- _Data about app and page elements_

----

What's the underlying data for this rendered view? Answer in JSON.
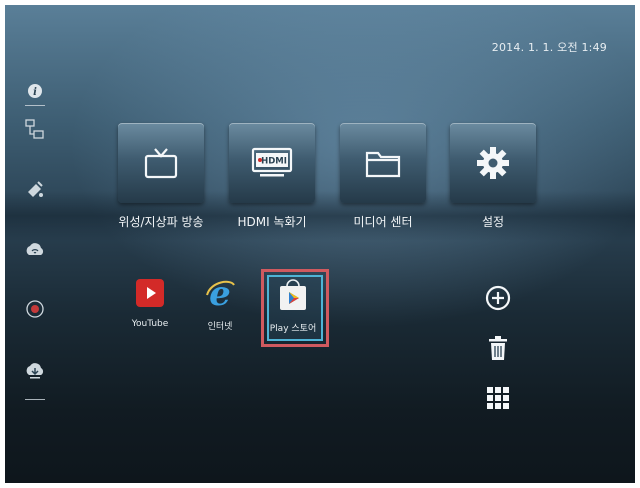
{
  "status_bar": {
    "clock": "2014. 1. 1. 오전 1:49"
  },
  "sidebar": {
    "items": [
      {
        "icon": "info-icon"
      },
      {
        "icon": "network-icon"
      },
      {
        "icon": "satellite-icon"
      },
      {
        "icon": "wifi-cloud-icon"
      },
      {
        "icon": "record-icon"
      },
      {
        "icon": "cloud-download-icon"
      }
    ]
  },
  "main_menu": [
    {
      "label": "위성/지상파 방송",
      "icon": "tv-icon"
    },
    {
      "label": "HDMI 녹화기",
      "icon": "hdmi-recorder-icon",
      "badge": "HDMI"
    },
    {
      "label": "미디어 센터",
      "icon": "folder-icon"
    },
    {
      "label": "설정",
      "icon": "gear-icon"
    }
  ],
  "apps": [
    {
      "label": "YouTube",
      "icon": "youtube-icon"
    },
    {
      "label": "인터넷",
      "icon": "internet-explorer-icon"
    },
    {
      "label": "Play 스토어",
      "icon": "play-store-icon",
      "selected": true
    }
  ],
  "controls": [
    {
      "icon": "add-circle-icon"
    },
    {
      "icon": "trash-icon"
    },
    {
      "icon": "grid-apps-icon"
    }
  ],
  "colors": {
    "selection_border": "#d05a5f",
    "focus_border": "#4fb4d6",
    "youtube_red": "#d32a28"
  }
}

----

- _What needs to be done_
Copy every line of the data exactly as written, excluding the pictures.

- _Task result_
What's the underlying data for this rendered view? Answer in JSON.
{
  "status_bar": {
    "clock": "2014. 1. 1. 오전 1:49"
  },
  "sidebar": {
    "items": [
      {
        "icon": "info-icon"
      },
      {
        "icon": "network-icon"
      },
      {
        "icon": "satellite-icon"
      },
      {
        "icon": "wifi-cloud-icon"
      },
      {
        "icon": "record-icon"
      },
      {
        "icon": "cloud-download-icon"
      }
    ]
  },
  "main_menu": [
    {
      "label": "위성/지상파 방송",
      "icon": "tv-icon"
    },
    {
      "label": "HDMI 녹화기",
      "icon": "hdmi-recorder-icon",
      "badge": "HDMI"
    },
    {
      "label": "미디어 센터",
      "icon": "folder-icon"
    },
    {
      "label": "설정",
      "icon": "gear-icon"
    }
  ],
  "apps": [
    {
      "label": "YouTube",
      "icon": "youtube-icon"
    },
    {
      "label": "인터넷",
      "icon": "internet-explorer-icon"
    },
    {
      "label": "Play 스토어",
      "icon": "play-store-icon",
      "selected": true
    }
  ],
  "controls": [
    {
      "icon": "add-circle-icon"
    },
    {
      "icon": "trash-icon"
    },
    {
      "icon": "grid-apps-icon"
    }
  ],
  "colors": {
    "selection_border": "#d05a5f",
    "focus_border": "#4fb4d6",
    "youtube_red": "#d32a28"
  }
}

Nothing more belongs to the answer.